I’m looking for an authoritative reference with regard to whether
<link rel="stylesheet"> with a non-matching media attribute value downloads synchronously or render-blocking or neither.
MDN helpfully draws attention to Scott Jehl’s experiments from several years ago:
A style sheet with a media query attached to its tag will still download even if the query returns false.
Additional Reference: http://scottjehl.github.io/CSS-Download-Tests/
So far, so good.
But is that download-which-is-happening-anyway:
- synchronous or asynchronous ?
- render-blocking or non-render-blocking ?
I’m going to guess that it’s asynchronous, non-render-blocking and low priority.
But I’d really like to confirm this via an authoritative source – and I’ve been unable to find one.
Background to this question:
Now that Firefox (as of Jan 2021) supports

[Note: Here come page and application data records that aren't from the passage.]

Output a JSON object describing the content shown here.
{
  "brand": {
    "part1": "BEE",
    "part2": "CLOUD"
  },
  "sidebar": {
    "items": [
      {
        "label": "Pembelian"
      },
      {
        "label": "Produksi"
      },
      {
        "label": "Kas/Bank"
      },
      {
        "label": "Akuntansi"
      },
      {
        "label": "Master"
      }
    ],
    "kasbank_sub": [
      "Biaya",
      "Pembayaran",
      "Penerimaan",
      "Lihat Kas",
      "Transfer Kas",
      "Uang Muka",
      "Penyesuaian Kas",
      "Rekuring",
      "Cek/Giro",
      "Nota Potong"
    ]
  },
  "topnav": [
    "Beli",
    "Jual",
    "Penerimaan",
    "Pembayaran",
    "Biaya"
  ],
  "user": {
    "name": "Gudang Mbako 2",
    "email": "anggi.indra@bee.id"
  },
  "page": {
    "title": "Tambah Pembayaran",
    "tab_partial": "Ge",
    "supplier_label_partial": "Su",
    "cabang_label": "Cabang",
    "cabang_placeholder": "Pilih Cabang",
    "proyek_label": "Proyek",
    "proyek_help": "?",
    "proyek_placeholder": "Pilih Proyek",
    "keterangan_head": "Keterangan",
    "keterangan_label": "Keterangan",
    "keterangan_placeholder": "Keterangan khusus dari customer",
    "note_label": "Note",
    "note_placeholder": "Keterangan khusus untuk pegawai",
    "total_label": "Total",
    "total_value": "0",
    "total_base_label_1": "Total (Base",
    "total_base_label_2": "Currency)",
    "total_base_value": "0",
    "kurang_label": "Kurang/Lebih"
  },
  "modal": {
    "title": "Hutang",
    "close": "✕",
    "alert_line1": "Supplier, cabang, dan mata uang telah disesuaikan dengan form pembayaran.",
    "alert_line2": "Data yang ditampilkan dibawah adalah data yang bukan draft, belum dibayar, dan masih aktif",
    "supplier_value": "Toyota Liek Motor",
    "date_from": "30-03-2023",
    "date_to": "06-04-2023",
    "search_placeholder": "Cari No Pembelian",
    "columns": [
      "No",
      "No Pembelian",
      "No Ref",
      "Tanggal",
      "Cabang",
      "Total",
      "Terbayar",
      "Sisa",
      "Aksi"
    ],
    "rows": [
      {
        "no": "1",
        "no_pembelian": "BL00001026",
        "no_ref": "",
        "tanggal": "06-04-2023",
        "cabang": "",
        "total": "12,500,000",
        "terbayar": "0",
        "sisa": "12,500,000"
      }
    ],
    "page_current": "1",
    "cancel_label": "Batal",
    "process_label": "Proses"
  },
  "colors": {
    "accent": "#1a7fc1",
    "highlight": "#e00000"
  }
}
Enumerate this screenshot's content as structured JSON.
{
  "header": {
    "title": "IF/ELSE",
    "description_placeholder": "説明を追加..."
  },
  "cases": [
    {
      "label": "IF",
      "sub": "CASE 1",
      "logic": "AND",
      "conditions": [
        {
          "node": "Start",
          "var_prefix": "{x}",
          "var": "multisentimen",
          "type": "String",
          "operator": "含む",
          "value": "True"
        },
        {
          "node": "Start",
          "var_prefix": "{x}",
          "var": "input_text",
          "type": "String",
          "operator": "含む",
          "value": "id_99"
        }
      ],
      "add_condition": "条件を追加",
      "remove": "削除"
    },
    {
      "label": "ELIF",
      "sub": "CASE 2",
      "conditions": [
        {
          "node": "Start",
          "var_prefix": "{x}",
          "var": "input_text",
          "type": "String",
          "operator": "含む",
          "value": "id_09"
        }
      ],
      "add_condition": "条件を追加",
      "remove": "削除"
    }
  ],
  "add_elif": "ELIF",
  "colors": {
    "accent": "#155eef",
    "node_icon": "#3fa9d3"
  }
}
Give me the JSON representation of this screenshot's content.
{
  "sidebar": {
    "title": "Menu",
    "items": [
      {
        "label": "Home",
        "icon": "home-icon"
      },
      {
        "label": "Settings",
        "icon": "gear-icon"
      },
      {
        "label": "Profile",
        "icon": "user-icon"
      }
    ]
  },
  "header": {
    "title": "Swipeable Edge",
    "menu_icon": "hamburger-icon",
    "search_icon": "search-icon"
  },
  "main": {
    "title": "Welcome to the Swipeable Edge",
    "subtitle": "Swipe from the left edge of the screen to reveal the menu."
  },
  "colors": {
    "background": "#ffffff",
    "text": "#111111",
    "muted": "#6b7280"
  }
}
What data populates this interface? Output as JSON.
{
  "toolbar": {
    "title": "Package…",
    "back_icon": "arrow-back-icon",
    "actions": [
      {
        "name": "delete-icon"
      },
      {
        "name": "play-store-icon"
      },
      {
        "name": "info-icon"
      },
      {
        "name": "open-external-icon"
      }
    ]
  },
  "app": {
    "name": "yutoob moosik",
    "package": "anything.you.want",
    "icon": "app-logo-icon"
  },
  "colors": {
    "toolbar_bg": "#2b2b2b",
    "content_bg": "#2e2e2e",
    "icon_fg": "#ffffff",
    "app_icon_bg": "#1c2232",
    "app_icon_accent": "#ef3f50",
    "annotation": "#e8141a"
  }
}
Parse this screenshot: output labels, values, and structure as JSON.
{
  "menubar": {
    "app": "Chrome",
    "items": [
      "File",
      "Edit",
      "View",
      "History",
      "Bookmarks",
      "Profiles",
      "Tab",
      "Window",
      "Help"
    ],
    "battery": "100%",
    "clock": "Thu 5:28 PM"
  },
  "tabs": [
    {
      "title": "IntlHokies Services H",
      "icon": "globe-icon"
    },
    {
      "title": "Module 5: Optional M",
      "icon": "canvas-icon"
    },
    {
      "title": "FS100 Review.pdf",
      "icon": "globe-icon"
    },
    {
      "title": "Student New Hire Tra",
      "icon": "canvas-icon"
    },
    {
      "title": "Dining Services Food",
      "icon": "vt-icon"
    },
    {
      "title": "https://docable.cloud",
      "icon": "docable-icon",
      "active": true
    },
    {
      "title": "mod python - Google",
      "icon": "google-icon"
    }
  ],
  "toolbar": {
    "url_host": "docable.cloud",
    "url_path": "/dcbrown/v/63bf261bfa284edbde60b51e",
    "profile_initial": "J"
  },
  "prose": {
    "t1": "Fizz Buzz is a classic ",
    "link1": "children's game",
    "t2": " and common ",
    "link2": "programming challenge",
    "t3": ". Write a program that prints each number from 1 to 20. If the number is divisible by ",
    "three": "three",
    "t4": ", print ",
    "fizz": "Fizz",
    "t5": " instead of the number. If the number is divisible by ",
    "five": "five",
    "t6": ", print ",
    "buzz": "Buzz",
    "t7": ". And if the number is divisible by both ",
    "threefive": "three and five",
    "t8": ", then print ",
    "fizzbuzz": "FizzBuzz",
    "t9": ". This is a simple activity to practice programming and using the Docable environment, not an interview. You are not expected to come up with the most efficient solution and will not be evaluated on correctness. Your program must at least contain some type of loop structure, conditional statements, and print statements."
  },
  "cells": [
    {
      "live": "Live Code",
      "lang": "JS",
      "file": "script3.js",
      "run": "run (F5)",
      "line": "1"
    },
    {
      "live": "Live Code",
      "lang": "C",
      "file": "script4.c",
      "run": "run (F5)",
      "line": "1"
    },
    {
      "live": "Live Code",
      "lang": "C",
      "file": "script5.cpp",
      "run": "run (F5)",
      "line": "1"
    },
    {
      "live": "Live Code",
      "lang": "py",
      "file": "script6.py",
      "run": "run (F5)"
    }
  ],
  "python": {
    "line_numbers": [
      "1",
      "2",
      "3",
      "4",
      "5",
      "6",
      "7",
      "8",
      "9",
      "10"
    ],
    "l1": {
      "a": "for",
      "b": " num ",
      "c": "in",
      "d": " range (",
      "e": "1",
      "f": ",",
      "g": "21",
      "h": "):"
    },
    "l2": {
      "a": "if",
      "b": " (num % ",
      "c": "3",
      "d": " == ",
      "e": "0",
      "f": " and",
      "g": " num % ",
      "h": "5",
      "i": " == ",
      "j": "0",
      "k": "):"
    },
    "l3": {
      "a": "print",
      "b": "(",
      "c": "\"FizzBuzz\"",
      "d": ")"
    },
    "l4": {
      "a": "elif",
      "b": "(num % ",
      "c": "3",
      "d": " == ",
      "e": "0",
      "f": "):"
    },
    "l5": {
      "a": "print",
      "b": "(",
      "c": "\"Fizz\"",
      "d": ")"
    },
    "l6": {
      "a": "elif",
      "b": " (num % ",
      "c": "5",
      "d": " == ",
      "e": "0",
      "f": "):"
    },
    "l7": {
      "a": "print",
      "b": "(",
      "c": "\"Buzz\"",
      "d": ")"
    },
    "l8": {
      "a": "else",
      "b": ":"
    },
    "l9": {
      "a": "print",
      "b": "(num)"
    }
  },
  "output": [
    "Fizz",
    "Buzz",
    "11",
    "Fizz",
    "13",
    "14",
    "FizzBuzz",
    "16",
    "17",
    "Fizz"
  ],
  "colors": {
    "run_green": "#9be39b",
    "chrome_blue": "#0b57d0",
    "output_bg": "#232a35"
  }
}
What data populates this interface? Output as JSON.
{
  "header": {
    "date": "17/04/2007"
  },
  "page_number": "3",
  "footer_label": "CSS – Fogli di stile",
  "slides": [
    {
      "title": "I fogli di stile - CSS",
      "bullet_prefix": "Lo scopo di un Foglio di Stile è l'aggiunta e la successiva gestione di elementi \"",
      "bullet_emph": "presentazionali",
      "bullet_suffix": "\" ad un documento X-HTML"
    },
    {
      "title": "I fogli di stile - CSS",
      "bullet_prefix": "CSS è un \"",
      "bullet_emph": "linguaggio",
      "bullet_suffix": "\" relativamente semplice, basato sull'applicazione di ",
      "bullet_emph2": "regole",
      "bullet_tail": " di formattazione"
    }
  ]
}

<link rel="preload"> (see: https://caniuse.com/link-rel-preload), I’ve been running some experiments to see whether I am happiest with the behaviour of:
<link rel="preload" href="/my-non-critical-styles.css" as="style" onload="this.onload=null; this.rel='stylesheet';" />
<link rel="stylesheet" href="/my-non-critical-styles.css" media="print" onload="this.media='all';">
I can see that they do behave differently – a speed/performance tool like GTMetrix shows very clearly that the
rel="preload" approach prioritises loading the non-critical stylesheet over images, while the
media="print" approach prioritises loading images over the non-critical stylesheet – but I also want to be certain that the two approaches are alike in all other respects.